As I finished writing my list, I realised that over half of my so-called “resolutions” were in fact goals that I aimed to achieve in the new year. Perhaps it’s important to differentiate between the two, as I feel the difference is often overlooked, leading the whole process to become vague. For me at least, a resolution expresses a desire to achieve something. It might be as simple as “getting healthy”, where you make clear your own wish to achieve something. A goal on the other hand is much more tangible, as your focusing your effort towards achieving a specific result. Combining the two allows for all the little steps to reach that goal and keep you on target.

It would be very hypocritical of me to lecture about the importance of keeping resolutions without specifying any of my own and how I plan to stick to them. First and foremost, after a long period of recuperation which prevented me from exercising for the last four months, I am very unfit.

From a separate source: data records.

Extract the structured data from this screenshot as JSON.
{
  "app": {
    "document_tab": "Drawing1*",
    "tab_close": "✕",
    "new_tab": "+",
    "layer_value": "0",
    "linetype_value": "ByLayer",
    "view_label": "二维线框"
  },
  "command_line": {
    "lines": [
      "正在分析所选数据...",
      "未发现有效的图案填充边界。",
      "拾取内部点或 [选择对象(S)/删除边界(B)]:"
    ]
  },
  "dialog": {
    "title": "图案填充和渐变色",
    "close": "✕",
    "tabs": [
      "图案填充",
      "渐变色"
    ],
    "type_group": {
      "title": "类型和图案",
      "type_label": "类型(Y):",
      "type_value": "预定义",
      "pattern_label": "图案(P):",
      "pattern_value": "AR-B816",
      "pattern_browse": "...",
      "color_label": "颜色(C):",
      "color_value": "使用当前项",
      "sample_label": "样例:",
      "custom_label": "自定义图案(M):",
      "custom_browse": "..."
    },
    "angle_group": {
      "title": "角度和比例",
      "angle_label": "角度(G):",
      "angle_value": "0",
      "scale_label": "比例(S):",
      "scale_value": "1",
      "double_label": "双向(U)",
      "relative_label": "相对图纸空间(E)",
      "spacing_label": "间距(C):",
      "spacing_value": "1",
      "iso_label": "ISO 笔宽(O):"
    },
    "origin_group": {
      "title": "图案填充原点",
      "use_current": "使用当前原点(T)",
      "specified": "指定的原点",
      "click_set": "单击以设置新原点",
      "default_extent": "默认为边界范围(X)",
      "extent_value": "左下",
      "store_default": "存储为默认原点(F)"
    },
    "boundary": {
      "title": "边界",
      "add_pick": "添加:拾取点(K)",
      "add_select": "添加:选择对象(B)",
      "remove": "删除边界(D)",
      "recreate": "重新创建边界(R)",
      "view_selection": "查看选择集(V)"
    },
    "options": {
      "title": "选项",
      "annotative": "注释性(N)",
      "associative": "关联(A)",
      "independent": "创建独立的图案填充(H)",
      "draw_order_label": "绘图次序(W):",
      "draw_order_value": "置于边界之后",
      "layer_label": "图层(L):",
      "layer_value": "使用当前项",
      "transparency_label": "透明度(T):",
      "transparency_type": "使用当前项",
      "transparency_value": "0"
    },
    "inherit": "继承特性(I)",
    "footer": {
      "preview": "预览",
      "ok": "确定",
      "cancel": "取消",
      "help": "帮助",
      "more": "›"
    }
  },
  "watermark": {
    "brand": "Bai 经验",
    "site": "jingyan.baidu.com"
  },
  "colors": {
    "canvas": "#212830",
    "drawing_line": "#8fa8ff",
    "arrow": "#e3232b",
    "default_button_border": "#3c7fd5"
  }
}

While my resolution was to get fit again, I decided to add the additional goal of running twenty-five kilometres a week by March 31st. This will allow me to dedicate three months solely towards this aspect of (re)gaining fitness, allocating time out of every week exclusively towards pursuing this goal. I hope to use this time effectively by taking small steps towards the goal, such as slowly building up the number of kilometres every week while seeking to avoid another injury. Jogging is by far the physical activity that I’ve missed most and the very one I’m eager to get back to.

The second resolution is to work on my languages, which is something I’ve always sought to achieve while not being very concise. As I am still waiting for the results of the DELE C2 exam, my goal is to focus on my second target language, Portuguese. Specifically, I’m aiming for a B2 level of Portuguese, according to the European Common Framework, by 31st of March. I hope to go into this in greater detail in my next post, but I will add here that I am dedicating time out everyday to pursue this goal.

So, I’m looking forward to the challenge, as difficult as it may be. Are these resolutions too easy or too ambitious? Let me know your thoughts in the comments.